Well it’s been an adventure alright! We had two unexpected overnights–one in LAX and one in Beijing–due to a ten hour delay in the intentional flight. But we made it! Unfortunately our luggage did not. One of the two bags arrived last night (the one with the allergy safe food for the girl) and the one with most of our clothes is still missing. :/

This place is pretty amazing so far though. The cities just go on forever. Our first meal here was absolutely delicious–beef with chili sauce, beans, and kind of egg/tomato dish, and more, all family style. Then we went of to this crazy water-park-like hot spring with 150+ springs ranging from cold to hot, and grape flavored to tea. Then there was the one where fish were nibbling on our feet.

The rest of the family is doing well so far… still a bit jet-lagged and getting up real early. Big day planned today. Hopefully I can post more later!

Get comfortable using basic tools

  • Safety first. Each disassembly should be supervised. There are sharp and springy parts, so take proper safety precautions. Adults should NOT let the kids make safety mistakes.
  • Always use the proper tool. For example, don’t try to use a flat-head screwdriver to loosen a Phillips head screw. Use the right size screwdriver tip.
  • Use the tool properly. For example, hold screwdrivers straight so screws don’t get stripped.

Solve disassembly problems

  • Disassemble — don’t break, deform, tear, or cut. Wires, for example, usually don’t need to be cut because they’re often attached to connectors.
  • Take time to infer how parts are assembled — don’t rush disassembly, and in most cases, you shouldn’t need to force anything.
  • Printers can be MESSY! There’s usually a giant ink-filled sponge in them. Use gloves and paper towels to remove this.
    Identify parts that could cause problems before you work on them. (e.g. sharp parts, messy parts, etc.)

Explore how the machines work
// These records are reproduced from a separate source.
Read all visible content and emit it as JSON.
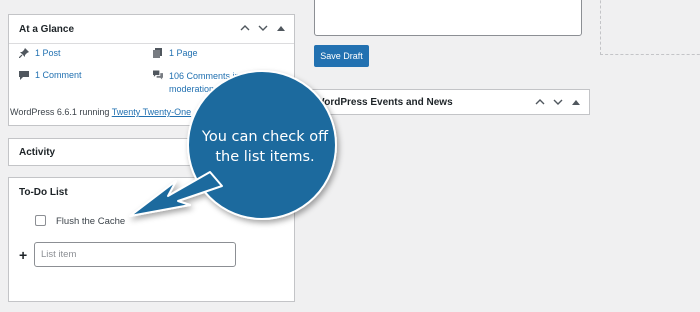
{
  "at_a_glance": {
    "title": "At a Glance",
    "posts": "1 Post",
    "pages": "1 Page",
    "comments": "1 Comment",
    "moderation_line1": "106 Comments in",
    "moderation_line2": "moderation",
    "running_text": "WordPress 6.6.1 running ",
    "theme": "Twenty Twenty-One"
  },
  "activity": {
    "title": "Activity"
  },
  "todo": {
    "title": "To-Do List",
    "items": [
      {
        "label": "Flush the Cache",
        "checked": false
      }
    ],
    "add_placeholder": "List item",
    "add_icon": "plus-icon"
  },
  "draft": {
    "save_label": "Save Draft"
  },
  "events": {
    "title": "WordPress Events and News"
  },
  "callout": {
    "text_line1": "You can check off",
    "text_line2": "the list items.",
    "color": "#1b6a9e"
  },
  "colors": {
    "accent": "#2271b1",
    "background": "#f0f0f1"
  }
}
  • Again, don’t rush it.
  • For every component you see, try to figure out what it might be for. (This includes circuit boards.) Manufacturers don’t add stuff that’s not required, so there’s usually a reason for everything.
  • Identify subassemblies. One machine will usually disassemble into several subassemblies, each with a particular purpose.

[sc:3dclub-intro]

Here’s a quick update on some of the projects we’ve been working on this year:

We went to the 2014 USA Science and Engineering Festival up in Washington, DC, and we wanted to share it with our fellow school Maker Team members. Here’s the video we produced to do that.

USA Science & Engineering Festival
Washington, DC
April 24-27, 2014
http://www.usasciencefestival.org/

SPECIAL THANKS to: Lockheed Martin, Snap-On, K’Nex, Lulzbot, U.S. Naval Academy, Natasha, NASA, and Printrbot.

MUSIC: “Saturdays Basement” by cdk, 2014 – Licensed under Creative Commons Attribution (3.0) http://ccmixter.org/files/cdk/45072

There are live links on the youtube page for the video for each of these segments:

0:09 Introduction
0:33 Scenes from the Festival
0:53 Lots of 3D Printers!
1:05 Lockheed Martin Large Robot Arm 3D Printer
1:52 Lockheed Martin F35 Lightening II Cockpit Simulator
2:23 Snap-on Racecar
2:33 Huge K’Nex Ferris Wheel
3:14 Lulzbot 3D Printing
3:50 U.S. Naval Academy Robotic Arm
4:52 Natasha the Maker
5:23 NASA Astronaut Alvin Drew
5:57 Brook at Printrbot
6:43 Summary with More Scenes from Exhibits

« Older entries § Newer entries »